The Mudcat Café TM
Thread #109916   Message #2305496
Posted By: GUEST,Tom Bliss
03-Apr-08 - 11:11 AM
Thread Name: Our ghastly folk tradition
Subject: RE: Our ghastly folk tradition
Bryan writes:

"Tom Bliss: But the process by which collected or other obscure works (along with newly written works) become known to the wider public usually involves some kind of business activity - by publishers, booksellers, record companies, distributors, transcribers, artists, arrangers, producers, studio engineers, and so on. TheSnail: That isn't the folk scene I know."

Then you are not lifting your eyes unto the hills and seeing the full picture - because that IS how it works, and how it always has done - in fashions appropriate to the times, through the centuries. You perform one of my songs, Bryan - how did you learn it? From the CD that Valmai bought.

That process is endemic in the folk scene, and many of source singers learned songs from written works (printed by professional publishers), from travelling (professional) musicians, and from shows presented by professional artists and producers. This idea that the entire tradition was only aurally and orally transmitted was debunked long long ago. Have you heard Paul Sartin on the subject, for example? (And he should know)! The aural/oral/amateur element is there, and IS key, but only as key as the next bit. If we ONLY had that, and there had never been any of these other professional people I mention, the whole scene would be drastically the poorer.
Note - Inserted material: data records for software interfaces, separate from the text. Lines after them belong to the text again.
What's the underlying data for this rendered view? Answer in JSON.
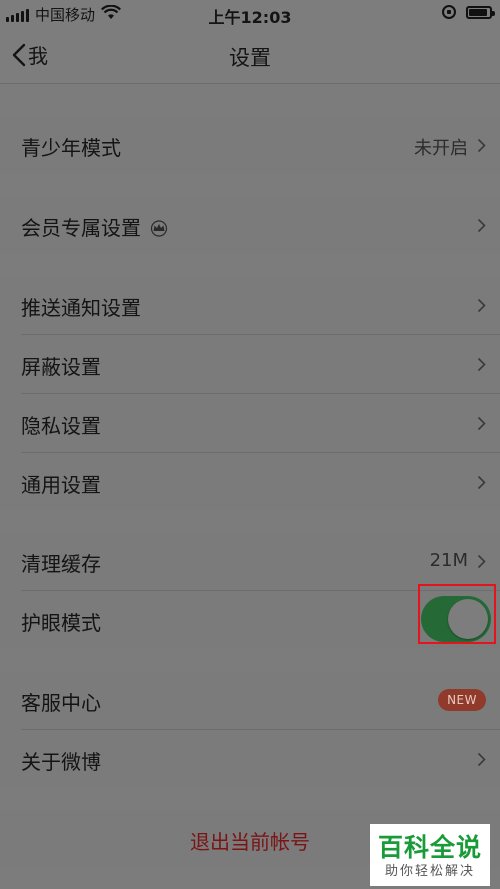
{
  "status_bar": {
    "carrier": "中国移动",
    "time": "上午12:03"
  },
  "nav": {
    "back_label": "我",
    "title": "设置"
  },
  "sections": [
    {
      "items": [
        {
          "label": "青少年模式",
          "value": "未开启"
        }
      ]
    },
    {
      "items": [
        {
          "label": "会员专属设置"
        }
      ]
    },
    {
      "items": [
        {
          "label": "推送通知设置"
        },
        {
          "label": "屏蔽设置"
        },
        {
          "label": "隐私设置"
        },
        {
          "label": "通用设置"
        }
      ]
    },
    {
      "items": [
        {
          "label": "清理缓存",
          "value": "21M"
        },
        {
          "label": "护眼模式",
          "toggle_on": true
        }
      ]
    },
    {
      "items": [
        {
          "label": "客服中心",
          "badge": "NEW"
        },
        {
          "label": "关于微博"
        }
      ]
    }
  ],
  "logout_label": "退出当前帐号",
  "watermark": {
    "title": "百科全说",
    "subtitle": "助你轻松解决"
  },
  "colors": {
    "toggle_on": "#256a36",
    "highlight_box": "#e3141c",
    "logout_text": "#7a1416",
    "badge": "#8f3a2a",
    "watermark_green": "#1a9b3a"
  }
}
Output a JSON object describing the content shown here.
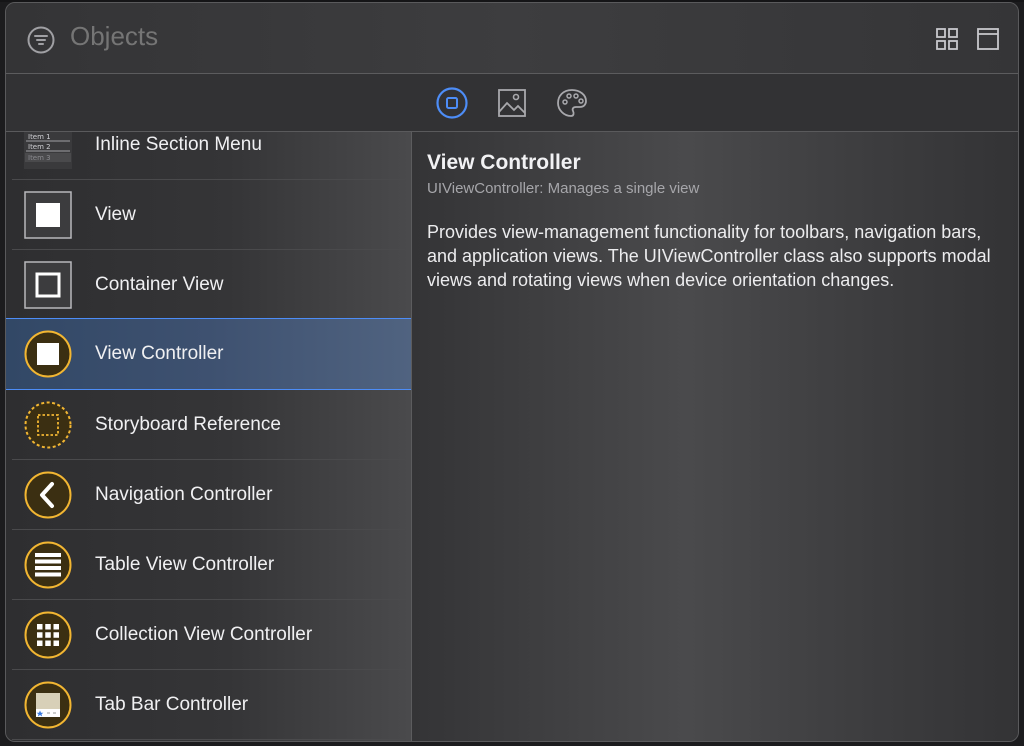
{
  "header": {
    "search_placeholder": "Objects",
    "filter_icon": "filter-icon",
    "grid_view_icon": "grid-view-icon",
    "list_view_icon": "list-view-icon"
  },
  "library_tabs": [
    {
      "icon": "objects-library-icon",
      "selected": true
    },
    {
      "icon": "media-library-icon",
      "selected": false
    },
    {
      "icon": "color-palette-icon",
      "selected": false
    }
  ],
  "list": {
    "items": [
      {
        "label": "Inline Section Menu",
        "icon": "inline-section-menu-icon",
        "menu_lines": [
          "Item 1",
          "Item 2",
          "Item 3"
        ]
      },
      {
        "label": "View",
        "icon": "view-icon"
      },
      {
        "label": "Container View",
        "icon": "container-view-icon"
      },
      {
        "label": "View Controller",
        "icon": "view-controller-icon",
        "selected": true
      },
      {
        "label": "Storyboard Reference",
        "icon": "storyboard-reference-icon"
      },
      {
        "label": "Navigation Controller",
        "icon": "navigation-controller-icon"
      },
      {
        "label": "Table View Controller",
        "icon": "table-view-controller-icon"
      },
      {
        "label": "Collection View Controller",
        "icon": "collection-view-controller-icon"
      },
      {
        "label": "Tab Bar Controller",
        "icon": "tab-bar-controller-icon"
      }
    ]
  },
  "detail": {
    "title": "View Controller",
    "subtitle": "UIViewController: Manages a single view",
    "description": "Provides view-management functionality for toolbars, navigation bars, and application views. The UIViewController class also supports modal views and rotating views when device orientation changes."
  },
  "colors": {
    "accent": "#4d8df7",
    "controller_icon_fill": "#3b2f12",
    "controller_icon_ring": "#f2b632"
  }
}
"Tom Bliss: Take one out and the machine will not turn. The Snail: Nonsense, of course it will. It might not turn at the same speed or roll in the same direction but it will keep running on."
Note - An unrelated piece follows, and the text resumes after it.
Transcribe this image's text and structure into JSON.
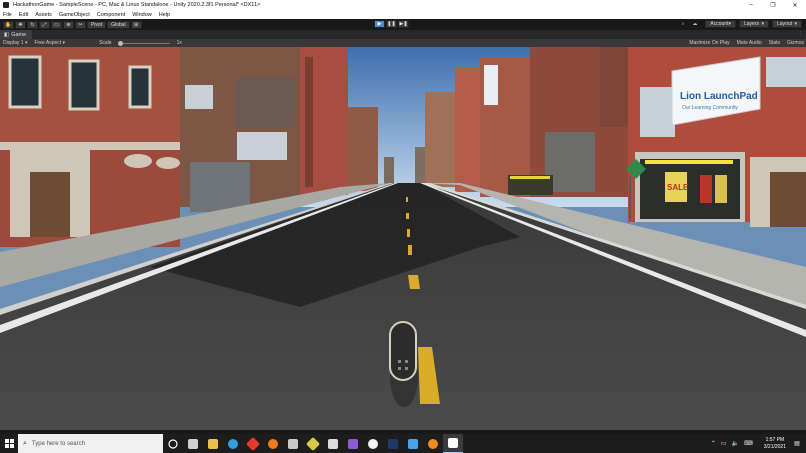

You are right - I was letting myself roll away on that analogy. But this much is true: we simply don't know exactly how the folk industry of today operates as an exact business model (though we hope to commission some research to find out soon), but until then I'll stick with my metaphor - and I'll challenge Daine when she fails to see the importance of what she unkindly calls GEFFs just as I'll challenge you when you seek to elevate that same group of people above the skilled and hardworking experts who provide so much of what you occasionally appear (when you're perhaps not thinking) to take for granted.